ADHD Management for Adults
When someone brings up ADHD, many people picture a hyper elementary-school child who can’t seem to sit still. While some patients with ADHD fits that description, it does not paint the full picture of the disorder. Not only can people have ADHD without hyperactivity as the primary symptom, but adults can live with the disorder as well.
Mental health professionals and the general public are becoming more aware of the prevalence of ADHD in adults. As such, recent years have brought a surge in the number of diagnoses. In fact, between 2007 and 2016, the number of adults getting diagnosed with ADHD rose 123 percent.
In many ways, receiving this diagnosis can be scary and overwhelming. However, it can also be a positive moment in a person’s life. Patients start to understand themselves in new ways. They may start to see why they have had to work twice as hard as their peers and still struggle. No matter how adult ADHD patients feel about the diagnosis, they should all know one important fact: this disorder is manageable.
Know Your Symptoms
The first step in managing adult ADHD is identifying your unique set of symptoms. This process can be emotionally difficult, but it is well worth the effort. After all, you cannot manage your symptoms if you don’t have a firm understanding of what they are.
Knowing your symptoms is about more than having a general understanding of ADHD. Each patient is different. First, you must know what type of ADHD you have.

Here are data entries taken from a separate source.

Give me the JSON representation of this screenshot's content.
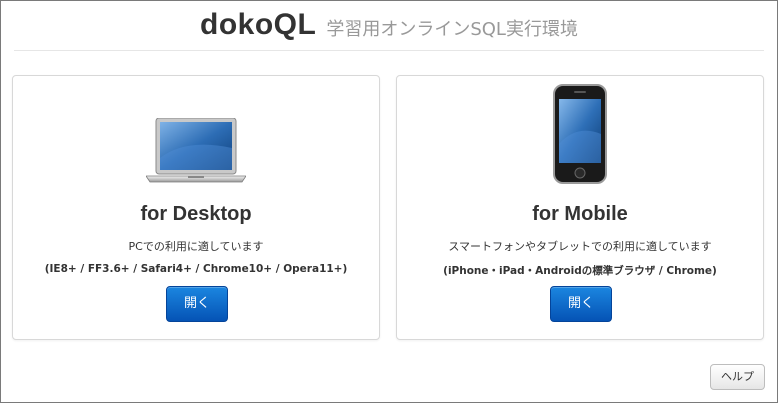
{
  "header": {
    "brand": "dokoQL",
    "tagline": "学習用オンラインSQL実行環境"
  },
  "desktop": {
    "title": "for Desktop",
    "description": "PCでの利用に適しています",
    "requirements": "(IE8+ / FF3.6+ / Safari4+ / Chrome10+ / Opera11+)",
    "button_label": "開く",
    "image_icon": "laptop-icon"
  },
  "mobile": {
    "title": "for Mobile",
    "description": "スマートフォンやタブレットでの利用に適しています",
    "requirements": "(iPhone・iPad・Androidの標準ブラウザ / Chrome)",
    "button_label": "開く",
    "image_icon": "smartphone-icon"
  },
  "footer": {
    "help_label": "ヘルプ"
  },
  "colors": {
    "primary_button": "#0a66c8",
    "brand_text": "#333333",
    "tagline_text": "#999999"
  }
}
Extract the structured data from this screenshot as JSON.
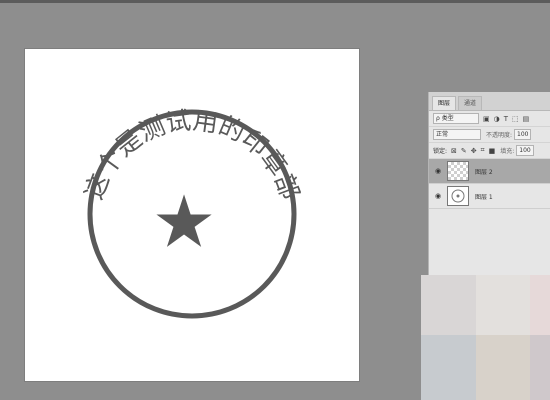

There are three kinds:
- Predominantly Inattentive
- Predominantly Hyperactive (formerly called ADD)
Each type of ADHD comes with different symptoms, and combination ADHD can include symptoms of both of the other kinds. Furthermore, patients can have some symptoms of their type without others. A counselor can help you identify the ways ADHD affects you.
Find Practical Symptom-Management Techniques
After discovering your unique set of symptoms, you can find ways to work around those issues and manage ADHD. For many people, Cognitive Behavioral Therapy (CBT) provides relief. Sadly, many people with ADHD live with negative internal monologues about their perceived lack of success. After all, these patients may have struggled for a lifetime without help for their symptoms. That leaves them feeling like they are defective because some things are harder for them than their peers. CBT actively stops that inner critic, which gives patients the room to heal.
In addition to CBT, many people with ADHD find relief when they:
- Learn to practice mindfulness
- Use timers and reminders
- Get enough sleep
- Get into an exercise routine
- Prioritize good nutrition
- Use positive affirmations
- Create schedules
Some of these techniques may work for you, while others may not. A counselor can help you determine the best coping mechanisms for your unique situation.
Talk to a Psychiatrist
Although non-medication coping mechanisms can help many patients, some may also need medication in order to cope with the disorder. Although there is a stigma surrounding ADHD medication, patients should not feel shame for taking the medicine they need in order to stabilize. For both children and adults, the first-line option for treating ADHD with medication are stimulants.
This prescription may seem counterintuitive to some because stimulants usually make people feel hyperactive. However, most people with ADHD respond to stimulants well. These medications allow patients to organize their thoughts and remain calm.
When patients choose medicine for ADHD, medication management becomes a vital part of the treatment plan. This service allows doctors to ensure the medication works properly and keep patients safe. Patients see the prescribing doctor on a regular basis.
If you believe you have ADHD or have been recently diagnosed, contact GBHP. Our doctors and counselors help patients understand their disorders and find tools to help them thrive.